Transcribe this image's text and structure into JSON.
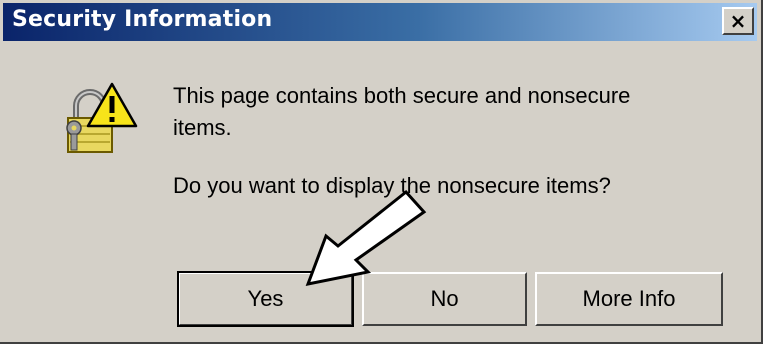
{
  "dialog": {
    "title": "Security Information",
    "close_symbol": "×",
    "icon": "padlock-warning-icon",
    "message_line1": "This page contains both secure and nonsecure",
    "message_line2": "items.",
    "question": "Do you want to display the nonsecure items?",
    "buttons": {
      "yes": "Yes",
      "no": "No",
      "more_info": "More Info"
    }
  },
  "annotation": {
    "icon": "pointer-arrow-icon",
    "points_to": "Yes"
  },
  "colors": {
    "dialog_face": "#d4d0c8",
    "title_gradient_start": "#0a246a",
    "title_gradient_end": "#a6caf0",
    "title_text": "#ffffff"
  }
}
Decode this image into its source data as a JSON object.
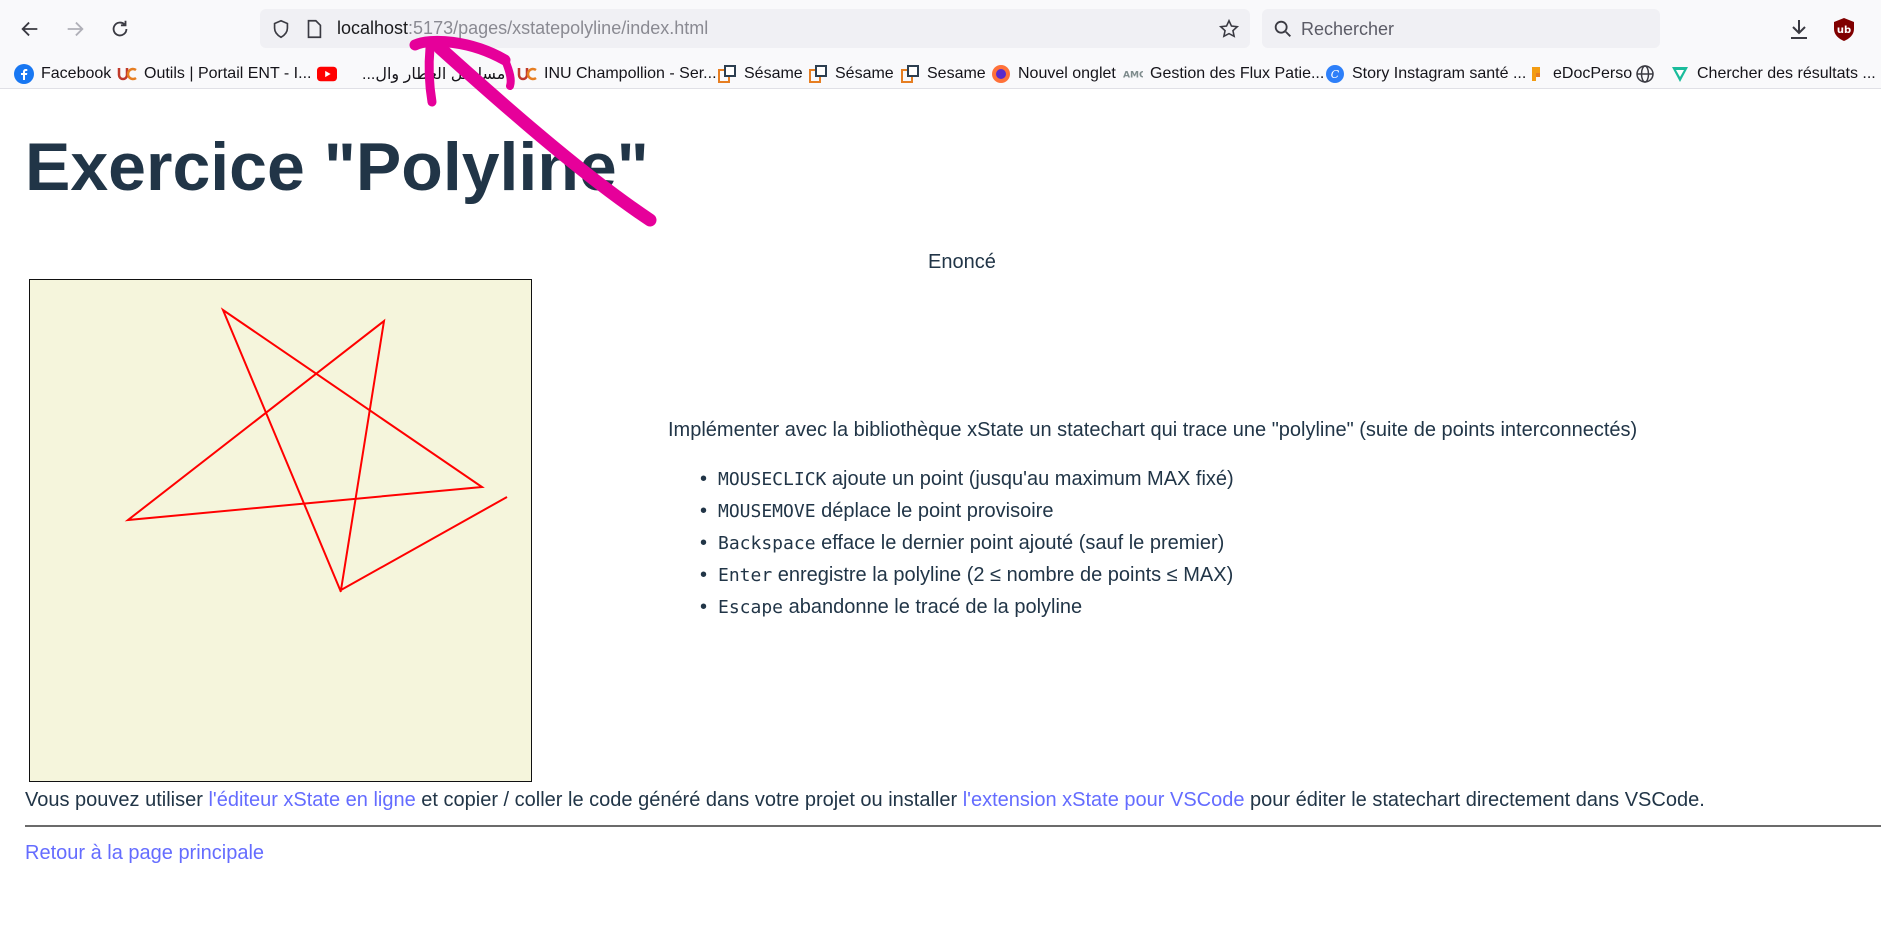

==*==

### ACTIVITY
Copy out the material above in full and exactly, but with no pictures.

### EXERCISE ANSWER
Transcribe this image's text and structure into JSON.
{
  "dialog": {
    "title": "Security Information",
    "close_symbol": "×",
    "icon": "padlock-warning-icon",
    "message_line1": "This page contains both secure and nonsecure",
    "message_line2": "items.",
    "question": "Do you want to display the nonsecure items?",
    "buttons": {
      "yes": "Yes",
      "no": "No",
      "more_info": "More Info"
    }
  },
  "annotation": {
    "icon": "pointer-arrow-icon",
    "points_to": "Yes"
  },
  "colors": {
    "dialog_face": "#d4d0c8",
    "title_gradient_start": "#0a246a",
    "title_gradient_end": "#a6caf0",
    "title_text": "#ffffff"
  }
}
Decode this image into its source data as a JSON object.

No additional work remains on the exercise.